Purcell also had a strong influence on the composers of the English musical renaissance of the early twentieth century, most notably Benjamin Britten, who created and performed a realisation of Dido and Aeneas and whose The Young Person's Guide to the Orchestra is based on a theme from Purcell's Abdelazar. Stylistically, the aria "I know a bank" from Britten's opera A Midsummer Night's Dream is clearly inspired by Purcell's aria "Sweeter than Roses", which Purcell originally wrote as part of incidental music to Richard Norton's Pausanias, the Betrayer of His Country.
In 2009 Pete Townshend of The Who, an English rock band that established itself in the 1960s, identified Purcell's harmonies as an influence on the band's music (in songs such as " Won't Get Fooled Again" (1971) and " I Can See for Miles" (1967)).
Michael Nyman, at the request of the director, built the score of Peter Greenaway's 1982 film, The Draughtsman's Contract on ostinati by Purcell from various sources, one misattributed.
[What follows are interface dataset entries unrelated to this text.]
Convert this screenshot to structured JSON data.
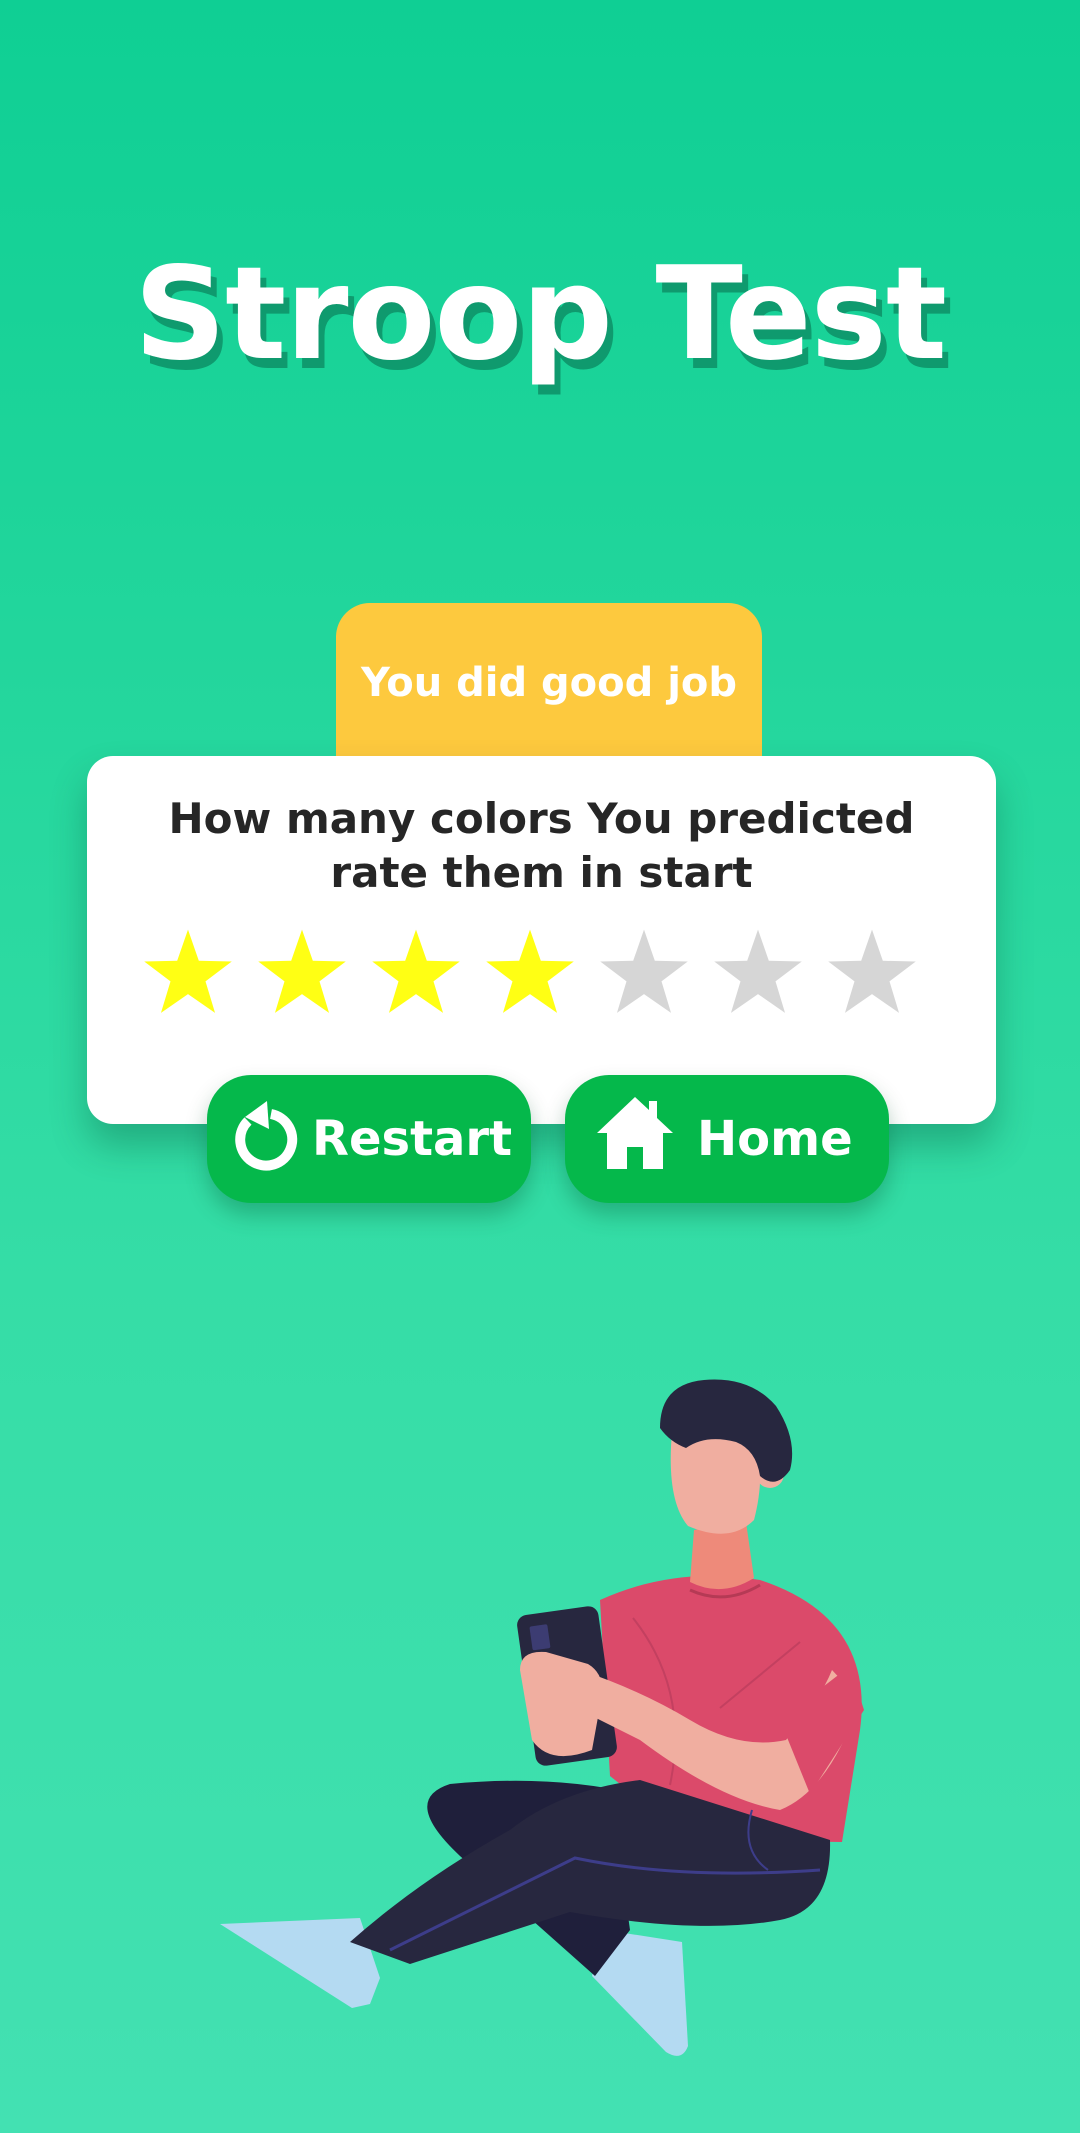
{
  "app": {
    "title": "Stroop Test"
  },
  "result": {
    "tab_label": "You did good job",
    "question": "How many colors You predicted rate them in start",
    "rating": {
      "filled": 4,
      "total": 7,
      "filled_color": "#ffff14",
      "empty_color": "#d6d6d6"
    }
  },
  "actions": {
    "restart_label": "Restart",
    "restart_icon": "restart-icon",
    "home_label": "Home",
    "home_icon": "home-icon"
  },
  "theme": {
    "background_top": "#0fcf94",
    "background_bottom": "#43e1b2",
    "tab_color": "#fdc93e",
    "button_color": "#05b84b",
    "title_shadow": "#0f9a6e"
  }
}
He credited Purcell as a "music consultant." Another of Purcell's ostinati, in fact the aforementioned Cold Genius aria, was used in Nyman's Memorial.
In Victoria Street, Westminster, England, there is a bronze monument to Purcell (right), sculpted by Glynn Williams and erected in 1994.
Purcell's works have been catalogued by Franklin Zimmerman, who gave them a number preceded by Z.
In a 1940 interview Ignaz Friedman stated that he considered Purcell as great as Bach and Beethoven.
Popular culture influences
Purcell is among the Baroque composers who has had a direct influence on modern rock and roll; according to Pete Townshend of The Who, Purcell was among his influences, particularly evident in the opening bars of The Who's " Pinball Wizard". The processional section from Purcell's "Music for the Funeral of Queen Mary," was also adapted for the synthesizer by Wendy Carlos to serve as the theme music for the 1971 film A Clockwork Orange. Noted cult New Wave artist Klaus Nomi regularly performed "The Cold Song" from King Arthur during his career, including a version on his debut self-titled album, Klaus Nomi, from 1981; his last public performance before his untimely death was an interpretation of the piece done with a full orchestra in December 1982 in Munich. Purcell wrote the song for a bass, but numerous countertenors have performed the piece in homage to Nomi.
In the 21st century, the soundtrack of the 2005 film version of Pride and Prejudice features a dance titled "A Postcard to Henry Purcell." This is a version by composer Dario Marianelli of Purcell's Abdelazar theme. In the German-language 2004 movie, Der Untergang ([the] Downfall (film), the music of Dido's Lament is used repeatedly as the end of the Third Reich culminates.